If one looks at a ratio chart of copper (JJC) and the S&P 500, one can see a very high positive long term correlation. Copper is often referred to as "Dr.Copper," as it is highly sensitive to the state of the economy. In the below chart one can note that the S&P and copper track price movements quite consistently, and when they diverge, it is typically for short periods of time. Since the beginning of 2013 there has been a significant divergence, with equities experiencing gains while copper has been down. Whether equities experience a long overdue pullback, or copper breaks out of its three year consolidation, one should expect the two to converge to some degree.
Given all the current intermarket relationships at play, I would expect copper to breakout to the upside of the multi-year consolidation seen below.

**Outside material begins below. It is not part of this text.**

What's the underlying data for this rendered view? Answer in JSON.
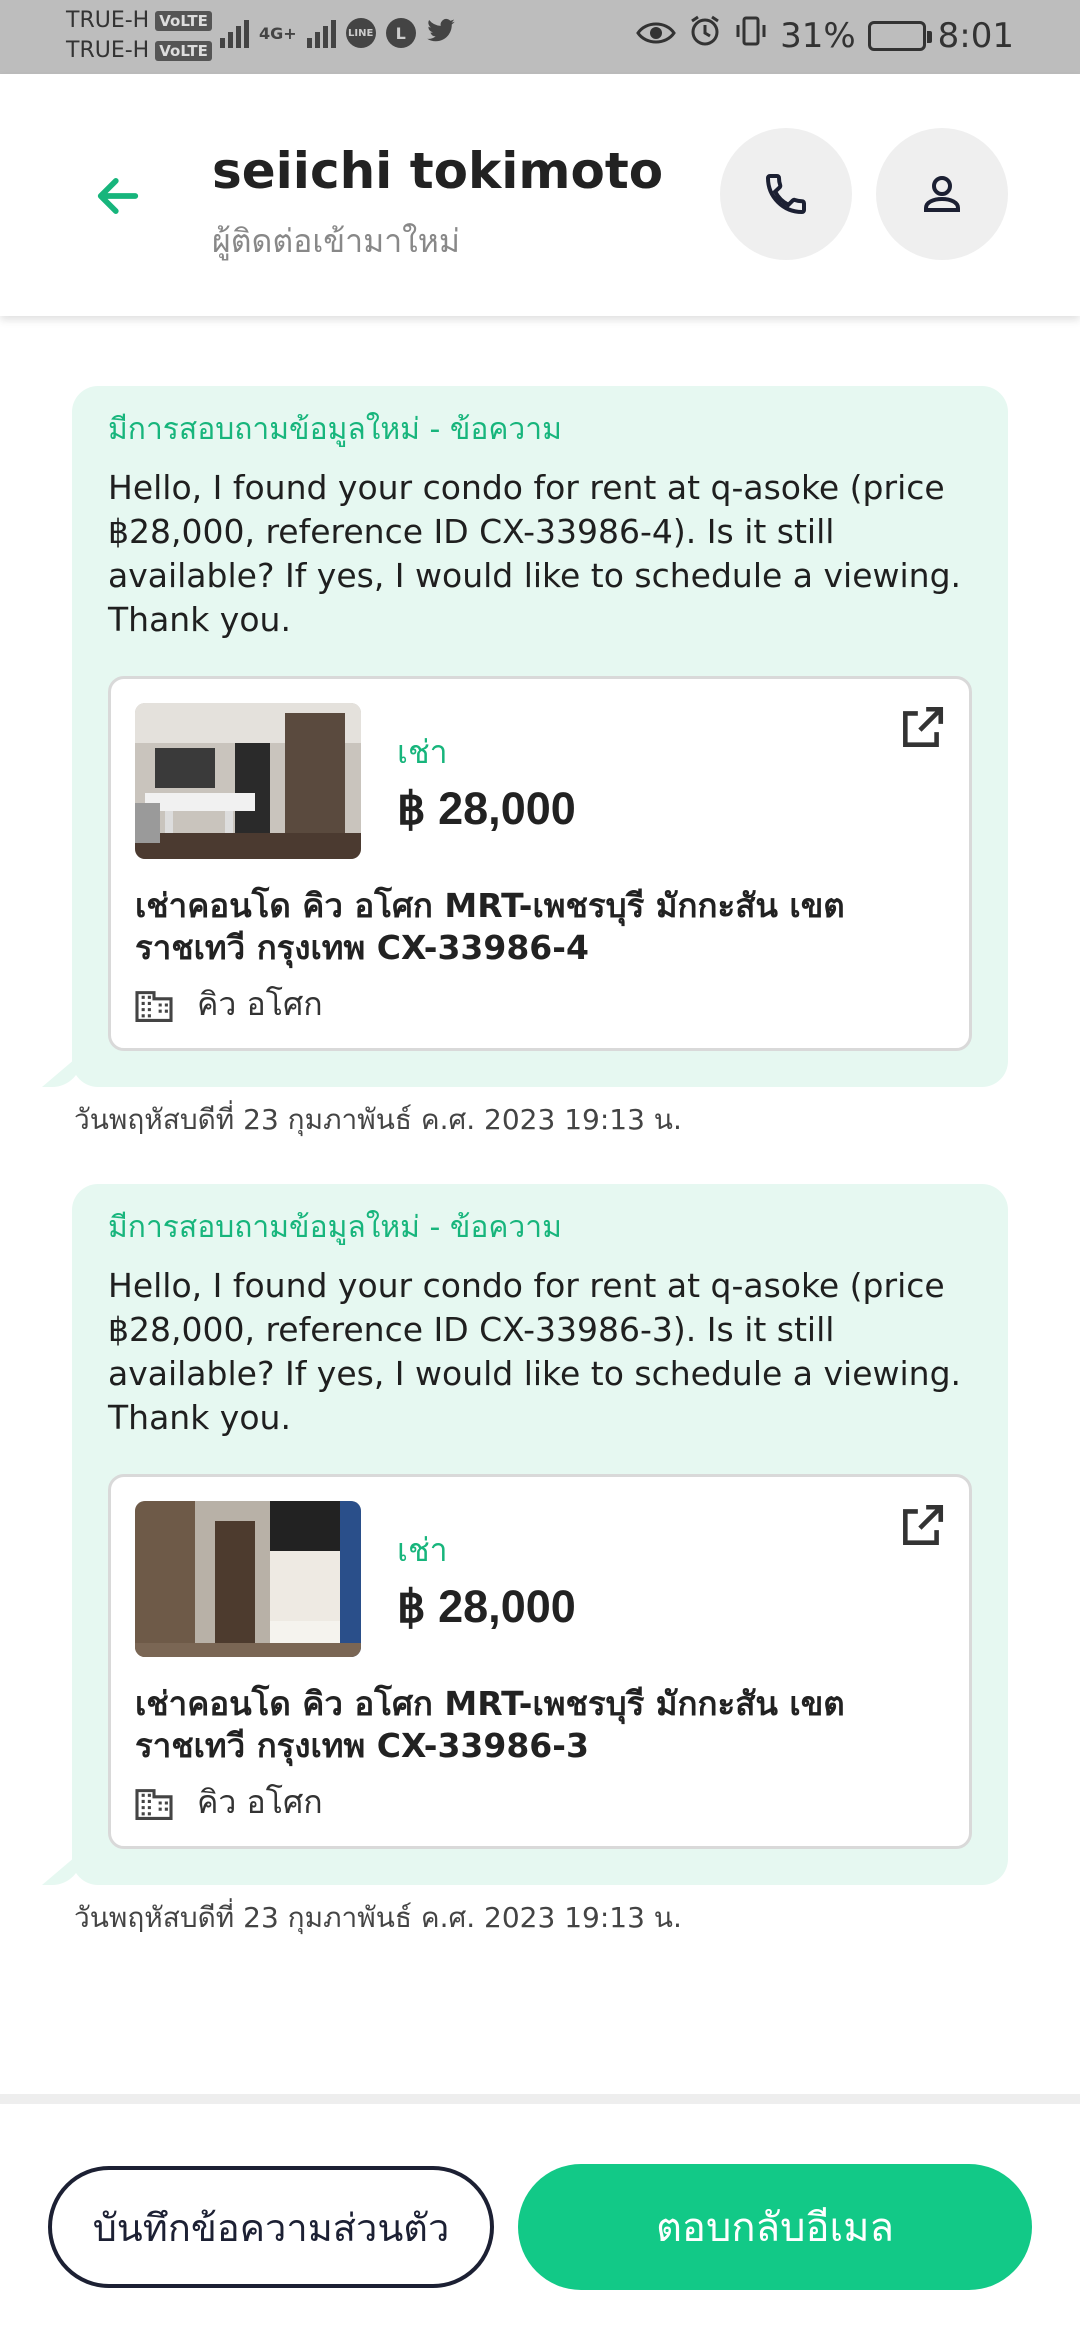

If you agree that oil has broken out and will continue to experience gains, however are nervous of an inevitable equities pullback that will eventually happen, your best trade may be a short in airline stocks. Airline stocks are highly sensitive to the price in oil, and gains in oil typically come at the expense of airline stocks. (FAA) is the ETF, and United (UAL), Delta (DAL), and Southwest (LUV) are major components. Note the overextension in the ETF since December and the bearish reversals on Thursday and Friday of last week.
In the below chart one can note that since the bottom was put in place in equities in 2009, stock and commodities have been very highly positively correlated. This relationship weekend in 2012, but appears to be regaining strength, and could be indicative of an impending breakout in commodities.
China is the world's biggest importer and user of copper, and must be paid particular attention to when analyzing this metal. Again note how well copper and the FXI track each other's price movement up until fall 2012. Since then the FXI has surged to the upside while copper has continued to consolidate.
The same divergence in the chart above is currently seen in the HSI (EWH) and CRB overlay below. This particular chart makes the divergence since September very obvious.
To sum up, there appears to be ample evidence that the CRB is likely going to break out to the upside. Oil has already started a breakout, and one can expect other commodities to follow.
Copper has consolidated for a couple years now, and is bound to break out in the near term. It looks like this move will be to the upside, and this would confirm gains experienced in global equity markets. Failure however to break out to the upside would have bearish implications.
Coal has been in a downtrend since 2011, however appears to have put in a base in the second half of 2012. More detailed technical analysis show that there has been significant stock accumulation in coal stocks, and such analysis can be viewed in my instablog.
Please see article three of three for equities, bonds and currency analysis.
I'd like to thank John Murphy for publishing his recent book "Trading with Intermarket Analysis" where most of these relationships are more thoroughly discussed. I would also suggest to anyone investing in any markets whatsoever to read it. I have no professional relationship with John, and I am simply acknowledging him as his work is the best I have read in all my years of studying and research.
I'd also like to thank Chris Vermeulen at The Technical Traders for sharing thoughts on current market conditions.
Additional disclosure: I may get long JJC and other commodity related stocks this week. I may short airline stocks. I am currently short LNKD. My time frame is typically shorter term, from a couple hours to a couple weeks